Located in Barcelona, the archaeological site was under the care of the Barcelona Archaeological Service, which released a statement earlier this month with current updates concerning the dig.

Over 600 years of history

Archaeologists didn’t realize they had a 14th century mansion on their hands when it was found. According to the Barcelona Archaeological Service, the current estate dates back to the 19th century, during which time it was used as a chocolate factory.

But by investigating the surrounding area, archaeologists were able to find arches, doors and walls that date back to the 14th century, according to Smithsonian Magazine.

Archaeologists were able to figure out the owner of the 14th century mansion, known as the Pia Almoina, thanks to documentation, per Barcelona Archaeological Service.

The Pia Almoina was another name for the Cathedral poorhouse of Barcelona, which in the 14th century started buying more land that would depend on sharecropping and waged labor in order to make a profit, per the journal Mediterranean Studies.

During the 15th and 16th centuries, the mansion was converted to the hostel “Hostal de Sant Pere” before it got divided into three separate properties in the 18th century, one of which was later used in part for the chocolate factory, per Smithsonian Magazine.

Currently, archaeologists have found ceramic tongs, large containers and lead plates that would’ve been used to brand the chocolate with the name Clemente Guardia, per Barcelona Archaeological Service.

Spain’s rich history of chocolate making

Clemente Guardia had its start in the early 1800s, with newspapers like La Vanguardia stating that the chocolates were sent to every corner of the Spanish empire, including territories.

The chocolate company was known to have “chocolates a la vainilla” (a type of chocolate drink, according to Nestle’s website) and “chocolates a la piedra” (a chocolate bar meant for making hot chocolate) made at particular mills, per La Vanguardia in 1893.

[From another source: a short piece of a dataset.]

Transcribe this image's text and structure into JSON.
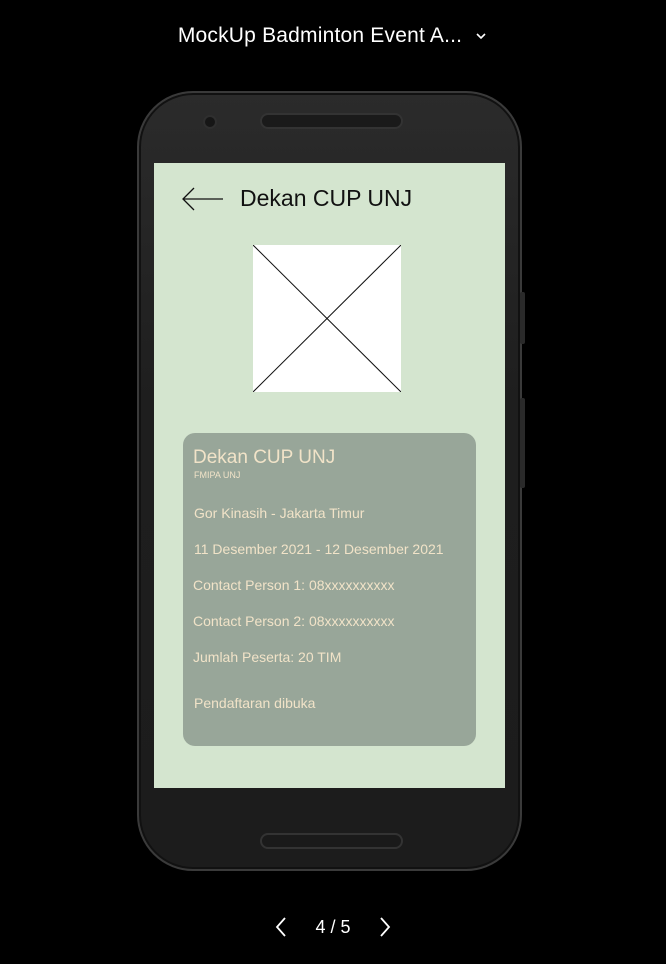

Spain first received chocolate when Spanish explorers or conquistadors returned from the New World in 1528, but the chocolate drink the Spanish explorers brought back wasn’t well received at first. It wasn’t until a group of nuns decided to sweeten chocolate beverages with sugar that it finally became popular, according to the Alimentarium Museum in Switzerland.

Chocolate soon rose to fame after this. According to the Alimentarium Museum, chocolate was considered a high-quality beverage in Spain by the end of the 16th century and became more lucrative than tea or coffee. In the 17th century, all of Europe had chocolate as a prized possession.